Every line of the material below that holds the string "JSON" should be copied.

━━━

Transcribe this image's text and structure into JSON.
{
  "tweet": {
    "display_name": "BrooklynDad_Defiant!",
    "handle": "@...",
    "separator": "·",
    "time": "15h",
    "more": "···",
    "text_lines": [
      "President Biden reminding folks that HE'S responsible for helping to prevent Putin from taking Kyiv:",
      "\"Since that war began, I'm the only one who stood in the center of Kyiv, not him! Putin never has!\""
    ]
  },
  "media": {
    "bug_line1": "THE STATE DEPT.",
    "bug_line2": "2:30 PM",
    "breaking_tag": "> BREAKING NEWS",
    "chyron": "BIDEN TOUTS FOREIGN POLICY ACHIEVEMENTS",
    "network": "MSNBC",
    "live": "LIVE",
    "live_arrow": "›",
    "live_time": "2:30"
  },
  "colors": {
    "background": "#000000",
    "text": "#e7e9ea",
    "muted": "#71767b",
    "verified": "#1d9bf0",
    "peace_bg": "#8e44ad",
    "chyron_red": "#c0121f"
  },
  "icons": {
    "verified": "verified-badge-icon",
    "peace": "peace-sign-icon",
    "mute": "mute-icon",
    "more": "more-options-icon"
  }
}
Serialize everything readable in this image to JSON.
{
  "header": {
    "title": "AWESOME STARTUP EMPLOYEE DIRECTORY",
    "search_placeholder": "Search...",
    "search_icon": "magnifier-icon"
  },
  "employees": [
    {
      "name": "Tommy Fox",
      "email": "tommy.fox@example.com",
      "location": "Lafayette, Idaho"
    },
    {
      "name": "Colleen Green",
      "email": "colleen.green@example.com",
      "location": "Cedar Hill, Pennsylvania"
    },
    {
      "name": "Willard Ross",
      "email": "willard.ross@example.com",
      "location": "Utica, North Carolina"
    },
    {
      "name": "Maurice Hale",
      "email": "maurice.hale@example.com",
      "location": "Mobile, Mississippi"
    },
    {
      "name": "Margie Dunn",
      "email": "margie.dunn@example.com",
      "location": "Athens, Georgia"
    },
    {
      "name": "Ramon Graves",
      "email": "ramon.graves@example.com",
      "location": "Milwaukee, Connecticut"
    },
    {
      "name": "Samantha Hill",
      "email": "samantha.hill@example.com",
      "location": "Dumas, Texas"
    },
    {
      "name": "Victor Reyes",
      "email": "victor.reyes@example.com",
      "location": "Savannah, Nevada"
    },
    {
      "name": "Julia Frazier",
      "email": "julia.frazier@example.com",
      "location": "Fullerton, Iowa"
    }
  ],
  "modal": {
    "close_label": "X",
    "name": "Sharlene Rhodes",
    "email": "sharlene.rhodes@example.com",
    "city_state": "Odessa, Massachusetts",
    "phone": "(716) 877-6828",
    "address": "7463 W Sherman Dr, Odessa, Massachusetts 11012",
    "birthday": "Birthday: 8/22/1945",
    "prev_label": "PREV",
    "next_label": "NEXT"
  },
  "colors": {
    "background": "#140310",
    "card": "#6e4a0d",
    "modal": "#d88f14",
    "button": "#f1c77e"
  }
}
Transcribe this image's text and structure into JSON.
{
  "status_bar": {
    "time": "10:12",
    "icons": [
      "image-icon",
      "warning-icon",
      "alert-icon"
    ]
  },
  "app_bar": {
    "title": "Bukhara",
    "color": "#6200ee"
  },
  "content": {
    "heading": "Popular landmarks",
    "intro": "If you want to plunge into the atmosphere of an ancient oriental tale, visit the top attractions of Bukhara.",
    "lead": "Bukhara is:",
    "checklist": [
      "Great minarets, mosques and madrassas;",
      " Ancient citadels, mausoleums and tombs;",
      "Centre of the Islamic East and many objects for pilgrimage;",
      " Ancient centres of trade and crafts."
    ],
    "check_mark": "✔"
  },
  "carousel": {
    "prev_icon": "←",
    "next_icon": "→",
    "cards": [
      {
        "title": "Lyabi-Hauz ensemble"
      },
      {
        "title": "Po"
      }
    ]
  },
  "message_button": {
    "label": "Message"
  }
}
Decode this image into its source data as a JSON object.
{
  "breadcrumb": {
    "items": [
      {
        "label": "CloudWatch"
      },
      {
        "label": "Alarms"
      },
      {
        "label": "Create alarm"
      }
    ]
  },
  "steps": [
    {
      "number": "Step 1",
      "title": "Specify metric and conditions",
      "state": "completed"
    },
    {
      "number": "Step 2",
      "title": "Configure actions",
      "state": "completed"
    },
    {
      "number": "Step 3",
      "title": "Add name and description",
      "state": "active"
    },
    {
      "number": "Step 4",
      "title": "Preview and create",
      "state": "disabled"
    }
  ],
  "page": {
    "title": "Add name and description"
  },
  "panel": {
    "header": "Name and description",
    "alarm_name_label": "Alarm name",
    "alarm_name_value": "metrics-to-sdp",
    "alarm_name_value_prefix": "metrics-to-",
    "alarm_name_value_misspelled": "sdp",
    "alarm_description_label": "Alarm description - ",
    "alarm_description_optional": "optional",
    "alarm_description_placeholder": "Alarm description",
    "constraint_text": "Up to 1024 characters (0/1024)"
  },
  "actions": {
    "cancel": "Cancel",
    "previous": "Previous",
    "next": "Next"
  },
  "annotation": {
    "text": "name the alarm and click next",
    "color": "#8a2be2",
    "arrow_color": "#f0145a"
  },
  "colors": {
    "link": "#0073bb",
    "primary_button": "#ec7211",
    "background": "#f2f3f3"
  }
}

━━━

(Solution to this problem)
Transcribe this image's text and structure into JSON.
Serialize everything readable in this image to JSON.
Transcribe this image's text and structure into JSON.
Decode this image into its source data as a JSON object.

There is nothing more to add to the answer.